A well-known Sanskrit verse lists four ways in which human beings and animals are alike: they need food, they need sleep, they have fear, and they desire to reproduce. Is there something that distinguishes a human being from animals? Yes, says the verse and underlines dharma as the unique human trait. Dharma has different shades of meaning, the most important being morality, or righteousness. Only human beings can observe their thoughts and actions and make sure that they are morally acceptable. Dharma means the power of discrimination — between the real and the unreal, good and bad, moral and immoral, and what leads to fulfillment and what leads to frustration.
The average human life is lived prompted by circumstances, or by the behavior of others. Most people react to events rather than act in accordance with an ideal they have set for themselves. They are good to others because others are good to them and bad because others are bad. That certainly is not a life of freedom, but a captive life without a direction or purpose.

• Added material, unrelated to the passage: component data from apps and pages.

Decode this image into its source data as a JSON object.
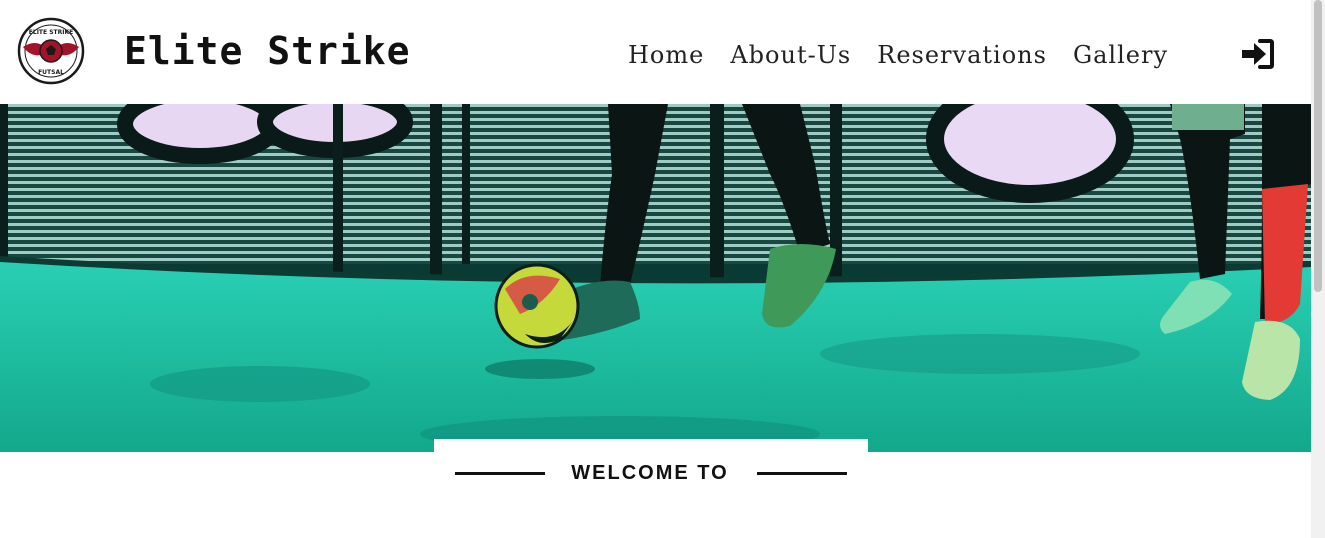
{
  "header": {
    "brand": "Elite Strike",
    "logo_text_top": "ELITE STRIKE",
    "logo_text_bottom": "FUTSAL",
    "nav": [
      {
        "label": "Home"
      },
      {
        "label": "About-Us"
      },
      {
        "label": "Reservations"
      },
      {
        "label": "Gallery"
      }
    ],
    "login_icon": "sign-in-icon"
  },
  "welcome": {
    "text": "WELCOME TO"
  },
  "colors": {
    "hero_teal": "#1fb8a0",
    "logo_red": "#a3142a",
    "text_dark": "#111111"
  }
}
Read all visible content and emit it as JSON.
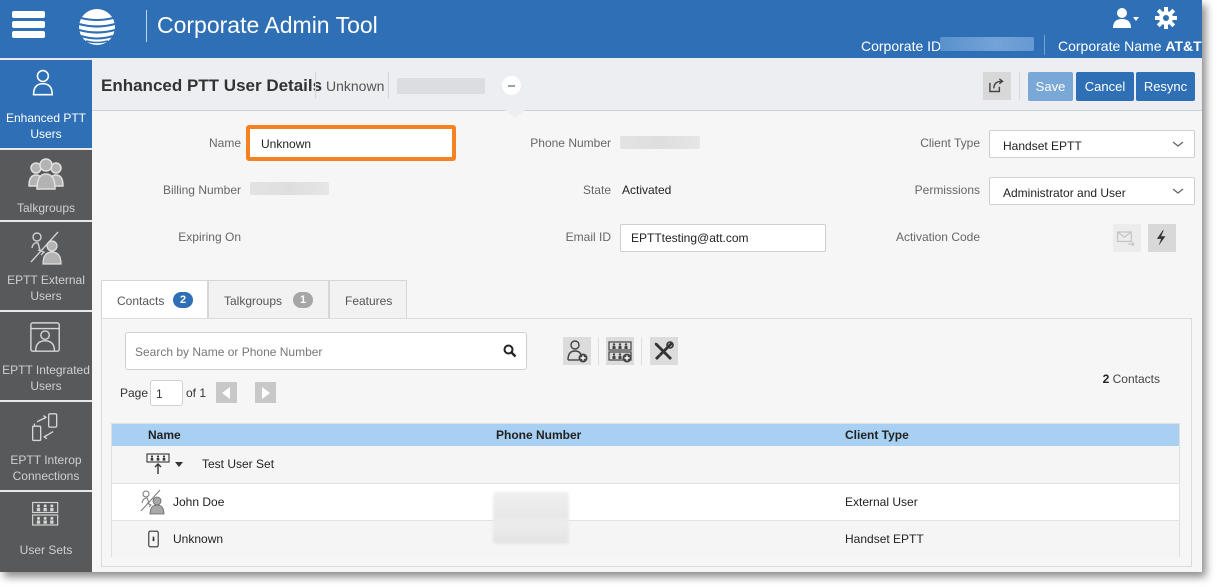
{
  "header": {
    "app_title": "Corporate Admin Tool",
    "corporate_id_label": "Corporate ID",
    "corporate_name_label": "Corporate Name",
    "corporate_name_value": "AT&T",
    "icons": [
      "menu-icon",
      "att-globe-logo",
      "user-menu-icon",
      "gear-icon"
    ]
  },
  "sidebar": {
    "items": [
      {
        "label_line1": "Enhanced PTT",
        "label_line2": "Users",
        "icon": "user-icon",
        "active": true
      },
      {
        "label_line1": "Talkgroups",
        "label_line2": "",
        "icon": "group-icon",
        "active": false
      },
      {
        "label_line1": "EPTT External",
        "label_line2": "Users",
        "icon": "external-user-icon",
        "active": false
      },
      {
        "label_line1": "EPTT Integrated",
        "label_line2": "Users",
        "icon": "integrated-user-icon",
        "active": false
      },
      {
        "label_line1": "EPTT Interop",
        "label_line2": "Connections",
        "icon": "interop-icon",
        "active": false
      },
      {
        "label_line1": "User Sets",
        "label_line2": "",
        "icon": "user-sets-icon",
        "active": false
      }
    ]
  },
  "titlebar": {
    "title": "Enhanced PTT User Details",
    "user_name": "Unknown",
    "buttons": {
      "save": "Save",
      "cancel": "Cancel",
      "resync": "Resync"
    }
  },
  "form": {
    "name_label": "Name",
    "name_value": "Unknown",
    "billing_label": "Billing Number",
    "expiring_label": "Expiring On",
    "phone_label": "Phone Number",
    "state_label": "State",
    "state_value": "Activated",
    "email_label": "Email ID",
    "email_value": "EPTTtesting@att.com",
    "client_type_label": "Client Type",
    "client_type_value": "Handset EPTT",
    "permissions_label": "Permissions",
    "permissions_value": "Administrator and User",
    "activation_label": "Activation Code"
  },
  "tabs": [
    {
      "label": "Contacts",
      "badge": "2",
      "active": true,
      "badge_color": "#2f6fb5"
    },
    {
      "label": "Talkgroups",
      "badge": "1",
      "active": false,
      "badge_color": "#a6a6a6"
    },
    {
      "label": "Features",
      "badge": "",
      "active": false
    }
  ],
  "contacts": {
    "search_placeholder": "Search by Name or Phone Number",
    "page_label": "Page",
    "page_value": "1",
    "page_of": "of 1",
    "count_number": "2",
    "count_label": "Contacts",
    "columns": [
      "Name",
      "Phone Number",
      "Client Type"
    ],
    "rows": [
      {
        "name": "Test User Set",
        "phone": "",
        "client_type": "",
        "icon": "user-set-icon"
      },
      {
        "name": "John Doe",
        "phone": "",
        "client_type": "External User",
        "icon": "external-user-icon"
      },
      {
        "name": "Unknown",
        "phone": "",
        "client_type": "Handset EPTT",
        "icon": "handset-icon"
      }
    ]
  },
  "colors": {
    "brand_blue": "#2f6fb5",
    "highlight_orange": "#f58220",
    "sidebar_gray": "#58595b",
    "table_header": "#a7d0f2"
  }
}
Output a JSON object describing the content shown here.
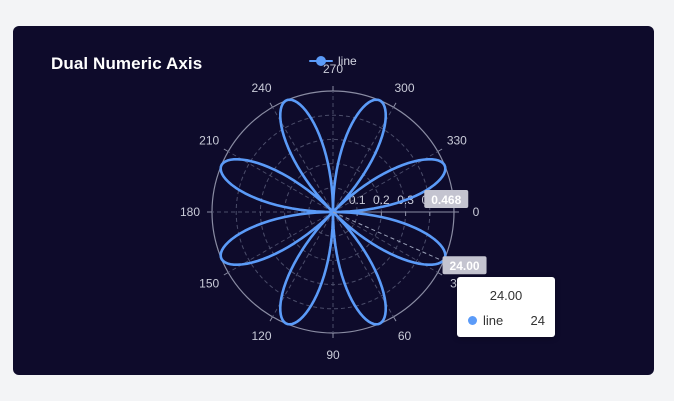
{
  "title": "Dual Numeric Axis",
  "legend": {
    "label": "line",
    "color": "#5b9bf8"
  },
  "tooltip": {
    "title": "24.00",
    "series": "line",
    "value": "24"
  },
  "pointer": {
    "radius_label": "0.468",
    "angle_label": "24.00"
  },
  "chart_data": {
    "type": "line",
    "coordinate": "polar",
    "series": [
      {
        "name": "line",
        "equation": "r = |sin(4 * theta)| / 2",
        "theta_range_deg": [
          0,
          360
        ],
        "theta_step_deg": 1
      }
    ],
    "radius_axis": {
      "ticks": [
        "0",
        "0.1",
        "0.2",
        "0.3",
        "0.4"
      ],
      "range": [
        0,
        0.5
      ]
    },
    "angle_axis": {
      "ticks": [
        "0",
        "30",
        "60",
        "90",
        "120",
        "150",
        "180",
        "210",
        "240",
        "270",
        "300",
        "330"
      ],
      "range": [
        0,
        360
      ],
      "direction": "clockwise"
    },
    "legend_position": "top-center",
    "grid": true
  }
}
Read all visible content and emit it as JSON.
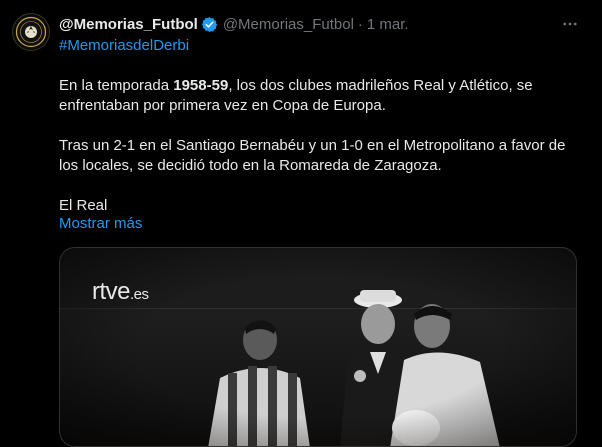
{
  "author": {
    "name": "@Memorias_Futbol",
    "handle": "@Memorias_Futbol",
    "separator": "·",
    "date": "1 mar.",
    "avatar_text": "MEMORIAS FUTBOL"
  },
  "hashtag": "#MemoriasdelDerbi",
  "text": {
    "p1_a": "En la temporada ",
    "p1_bold": "1958-59",
    "p1_b": ", los dos clubes madrileños Real y Atlético, se enfrentaban por primera vez en Copa de Europa.",
    "p2": "Tras un 2-1 en el Santiago Bernabéu y un 1-0 en el Metropolitano a favor de los locales, se decidió todo en la Romareda de Zaragoza.",
    "p3": "El Real"
  },
  "show_more": "Mostrar más",
  "media": {
    "watermark_main": "rtve",
    "watermark_suffix": ".es"
  },
  "colors": {
    "accent": "#1d9bf0",
    "muted": "#71767b",
    "background": "#000000",
    "text": "#e7e9ea"
  },
  "icons": [
    "verified-badge-icon",
    "more-options-icon"
  ]
}
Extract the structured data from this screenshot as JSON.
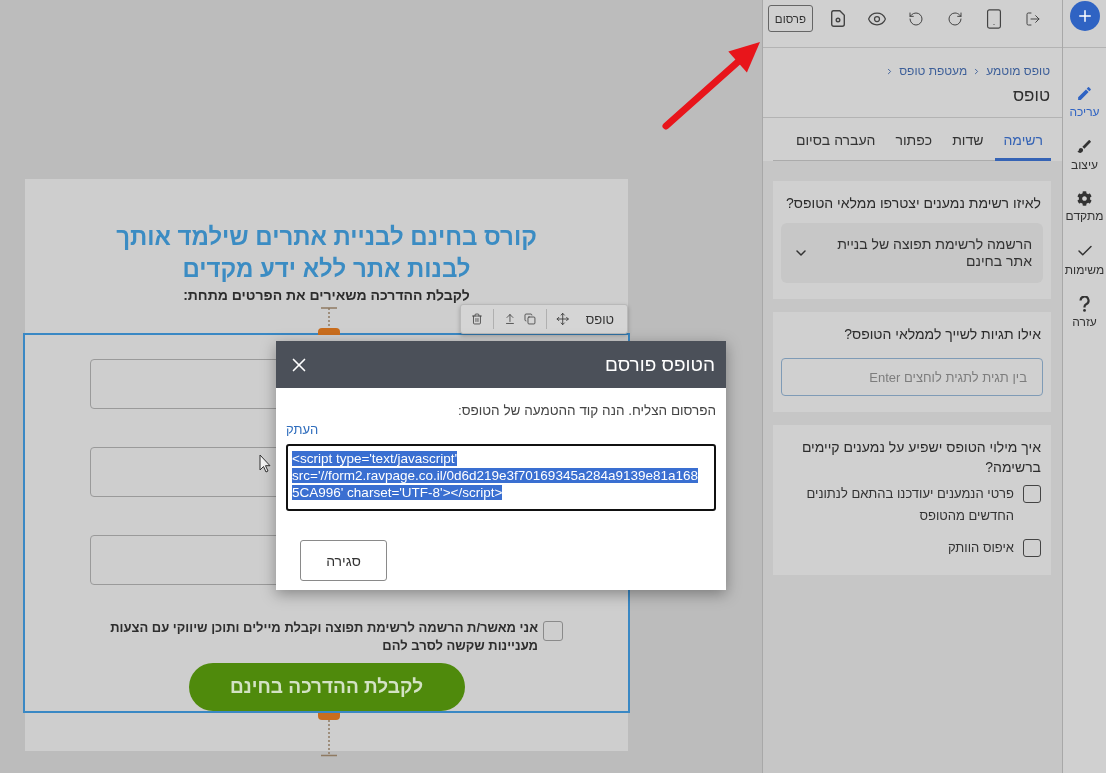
{
  "canvas": {
    "form": {
      "title_lines": [
        "קורס בחינם לבניית אתרים שילמד אותך",
        "לבנות אתר ללא ידע מקדים"
      ],
      "subtitle": "לקבלת ההדרכה משאירים את הפרטים מתחת:",
      "fields": [
        {
          "kind": "text_input"
        },
        {
          "kind": "text_input"
        },
        {
          "kind": "text_input"
        }
      ],
      "consent": {
        "text": "אני מאשר/ת הרשמה לרשימת תפוצה וקבלת מיילים ותוכן שיווקי עם הצעות מעניינות שקשה לסרב להם",
        "checked": false
      },
      "submit_button": "לקבלת ההדרכה בחינם"
    },
    "element_toolbar": {
      "label": "טופס"
    }
  },
  "dialog": {
    "title": "הטופס פורסם",
    "message": "הפרסום הצליח. הנה קוד ההטמעה של הטופס:",
    "copy_link": "העתק",
    "embed_code": {
      "value": "<script type='text/javascript' src='//form2.ravpage.co.il/0d6d219e3f70169345a284a9139e81a1685CA996' charset='UTF-8'></script>",
      "selected": true
    },
    "close_button": "סגירה"
  },
  "editor": {
    "toolbar": {
      "publish_button": "פרסום"
    },
    "breadcrumb": [
      "טופס מוטמע",
      "מעטפת טופס"
    ],
    "heading": "טופס",
    "tabs": [
      {
        "label": "רשימה",
        "selected": true
      },
      {
        "label": "שדות",
        "selected": false
      },
      {
        "label": "כפתור",
        "selected": false
      },
      {
        "label": "העברה בסיום",
        "selected": false
      }
    ],
    "cards": [
      {
        "kind": "select",
        "question": "לאיזו רשימת נמענים יצטרפו ממלאי הטופס?",
        "value": "הרשמה לרשימת תפוצה של בניית אתר בחינם"
      },
      {
        "kind": "tags",
        "question": "אילו תגיות לשייך לממלאי הטופס?",
        "placeholder": "בין תגית לתגית לוחצים Enter"
      },
      {
        "kind": "options",
        "question": "איך מילוי הטופס ישפיע על נמענים קיימים ברשימה?",
        "options": [
          {
            "label": "פרטי הנמענים יעודכנו בהתאם לנתונים החדשים מהטופס",
            "checked": false
          },
          {
            "label": "איפוס הוותק",
            "checked": false
          }
        ]
      }
    ]
  },
  "rail": {
    "items": [
      {
        "label": "עריכה",
        "selected": true
      },
      {
        "label": "עיצוב",
        "selected": false
      },
      {
        "label": "מתקדם",
        "selected": false
      },
      {
        "label": "משימות",
        "selected": false
      },
      {
        "label": "עזרה",
        "selected": false
      }
    ]
  }
}
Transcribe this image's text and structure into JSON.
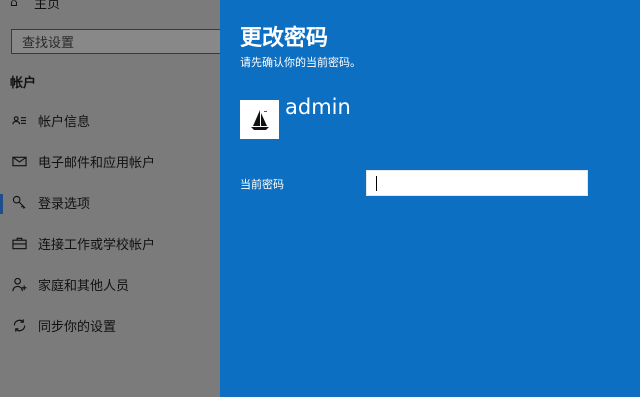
{
  "sidebar": {
    "home_label": "主页",
    "search_placeholder": "查找设置",
    "section_title": "帐户",
    "items": [
      {
        "label": "帐户信息",
        "icon": "person-card-icon"
      },
      {
        "label": "电子邮件和应用帐户",
        "icon": "mail-icon"
      },
      {
        "label": "登录选项",
        "icon": "key-icon"
      },
      {
        "label": "连接工作或学校帐户",
        "icon": "briefcase-icon"
      },
      {
        "label": "家庭和其他人员",
        "icon": "person-add-icon"
      },
      {
        "label": "同步你的设置",
        "icon": "sync-icon"
      }
    ],
    "selected_index": 2
  },
  "dialog": {
    "title": "更改密码",
    "subtitle": "请先确认你的当前密码。",
    "username": "admin",
    "avatar_icon": "sailboat-icon",
    "current_password_label": "当前密码",
    "current_password_value": ""
  },
  "colors": {
    "dialog_bg": "#0d6fc2",
    "overlay_dim": "#7b7b7b"
  }
}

That brings us to the need for an ideal. When we have an ideal in life and try to live up to it, we have something with which to evaluate our thoughts and actions. When we go wrong, we know it and try not to repeat our mistake. In the absence of an ideal, however, we have no reference point to guide us. We are not aware of our mistakes and keep repeating them. Such a life can only be a series of errors. That is why Swami Vivekananda says, "If a man with an ideal makes a thousand mistakes, I am sure that the man without an ideal makes fifty thousand. Therefore, it is better to have an ideal."
When we decide to live according to an ideal, our higher mind, or buddhi, helps us exercise discrimination, discipline the wayward mind, and march forward towards the ideal. Buddhi is the seat of willpower and decision-making. A person with an awakened buddhi has strong willpower, is more decisive and is endowed with discrimination. Our life becomes truly human to the extent this higher mind is awake in us. And that involves struggle with the lower mind, which habitually takes us for a ride. The lower mind does not like discipline and resists it. It is this struggle with the lower mind that makes human life meaningful. "Man is man so long as he struggles against nature," says Swami Vivekananda.
The highest ideal, according to Vedanta, is God-realization. The Upanishads and the Bhagavad Gita point out that God is not someone who dwells above the clouds, but dwells right in our heart, as the core of our being. Says Sri Ramakrishna, "If you seek God, then seek Him in man; He manifests Himself more in man than in any other being." Glorifying human birth, Swami Vivekananda says, "Man is the highest, the Taj Mahal, of all temples."
But most of us are not aware of this divinity in us, nor do we feel God as the very core of our being. God-realization, or Self-realization, is the goal of human life, says Vedanta. In Sri Ramakrishna's words, "Man should possess dignity and alertness. Only he whose spiritual consciousness is awakened possesses this dignity and alertness, and can be called a man. Futile is the human birth without the awakening of spiritual consciousness."